Fig.1 Overview of SULT2B1-CS-DOCK2 axis regulating CD8+ T exhaustion in HCC TME. A) TSA analysis about indicated protein positive CD8+T in HCC tissue; B) Statistic analysis of A. C) CPYPP suppresses DOCK2+ CD8T infiltration in HCC. D) Seahorse analysis of CD8+T treated with CPYPP. E) Electron microscope picture of mitochondrion. F) CyTOF analysis of tumor-infiltrated cells. G) Virtual screen of small molecules binding to SULT2B1. H) Structure docking of THCL and PAPS.

In this paper, our group using RNA sequencing, flow cytometry analysis, and mouse HCC models to demonstrate that DOCK2 inactivation accounted for infiltrated CD8+ T cell exhaustion in tumors. Using quasi-targeted metabolomics, mass spectrum, and mass cytometry by time of flight analysis, we found that cholesterol sulfate (CS) synthesized by sulfotransferase 2B1 (SULT2B1) in tumor cells suppressed DOCK2 enzymatic activity of T cells. Through virtual screening, molecular docking simulation, and experiments validation, we demonstrated that tolazamide reversed DOCK2 inactivation-mediated CD8+ T cell exhaustion and enhanced anti-PDL1 antibody + Apatinib immunotherapeutic effects on HCC. This study firstly indicates that DOCK2 controls CD8+ T cell infiltration in HCC, and CS synthesized by SULT2B1 in tumor cells promotes effector T cell exhaustion. The findings suggest that the usage of conventional drugs affects immunotherapy efficacy in HCC patients.

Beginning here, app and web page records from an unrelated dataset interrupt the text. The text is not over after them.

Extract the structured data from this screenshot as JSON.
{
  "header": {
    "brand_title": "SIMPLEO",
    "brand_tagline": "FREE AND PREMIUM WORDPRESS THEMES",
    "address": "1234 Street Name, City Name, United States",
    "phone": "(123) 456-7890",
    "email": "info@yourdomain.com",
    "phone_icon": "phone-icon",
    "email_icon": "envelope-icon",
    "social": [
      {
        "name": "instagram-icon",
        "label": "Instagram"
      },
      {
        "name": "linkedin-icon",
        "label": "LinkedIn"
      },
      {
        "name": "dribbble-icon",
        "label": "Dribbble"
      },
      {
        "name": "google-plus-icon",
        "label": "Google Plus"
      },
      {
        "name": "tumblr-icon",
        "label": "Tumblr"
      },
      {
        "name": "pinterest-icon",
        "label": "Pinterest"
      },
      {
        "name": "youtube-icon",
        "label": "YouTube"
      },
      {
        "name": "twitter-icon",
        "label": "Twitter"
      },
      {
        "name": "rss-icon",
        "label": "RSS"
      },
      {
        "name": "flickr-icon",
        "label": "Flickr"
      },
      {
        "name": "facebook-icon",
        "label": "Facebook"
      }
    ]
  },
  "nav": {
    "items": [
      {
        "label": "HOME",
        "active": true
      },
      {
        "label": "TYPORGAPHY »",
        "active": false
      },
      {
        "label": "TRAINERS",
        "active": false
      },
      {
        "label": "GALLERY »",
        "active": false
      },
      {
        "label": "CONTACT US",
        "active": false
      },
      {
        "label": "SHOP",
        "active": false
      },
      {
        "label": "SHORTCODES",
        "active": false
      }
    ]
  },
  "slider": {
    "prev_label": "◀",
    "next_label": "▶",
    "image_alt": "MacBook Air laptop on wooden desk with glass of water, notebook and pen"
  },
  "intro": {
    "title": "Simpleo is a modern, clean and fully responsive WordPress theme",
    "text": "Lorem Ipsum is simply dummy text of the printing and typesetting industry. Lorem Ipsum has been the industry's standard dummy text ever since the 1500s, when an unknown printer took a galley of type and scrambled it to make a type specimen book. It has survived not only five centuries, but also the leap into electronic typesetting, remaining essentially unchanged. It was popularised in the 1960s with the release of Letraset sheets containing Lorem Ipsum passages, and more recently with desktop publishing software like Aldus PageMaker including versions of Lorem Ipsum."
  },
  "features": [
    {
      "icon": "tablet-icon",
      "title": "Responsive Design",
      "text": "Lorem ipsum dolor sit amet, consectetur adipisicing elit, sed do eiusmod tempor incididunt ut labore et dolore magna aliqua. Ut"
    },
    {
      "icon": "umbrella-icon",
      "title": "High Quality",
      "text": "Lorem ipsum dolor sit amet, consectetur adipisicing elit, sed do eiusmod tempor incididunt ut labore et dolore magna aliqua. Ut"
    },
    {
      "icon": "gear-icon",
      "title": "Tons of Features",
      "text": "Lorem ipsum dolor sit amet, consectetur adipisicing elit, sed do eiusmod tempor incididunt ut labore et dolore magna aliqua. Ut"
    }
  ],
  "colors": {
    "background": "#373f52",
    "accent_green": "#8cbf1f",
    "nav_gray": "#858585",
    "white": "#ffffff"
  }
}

Wang Shuai, Wang Rui and Xu Nan are co-first authors. Xu Xiao and Lu Di are co-corresponding authors.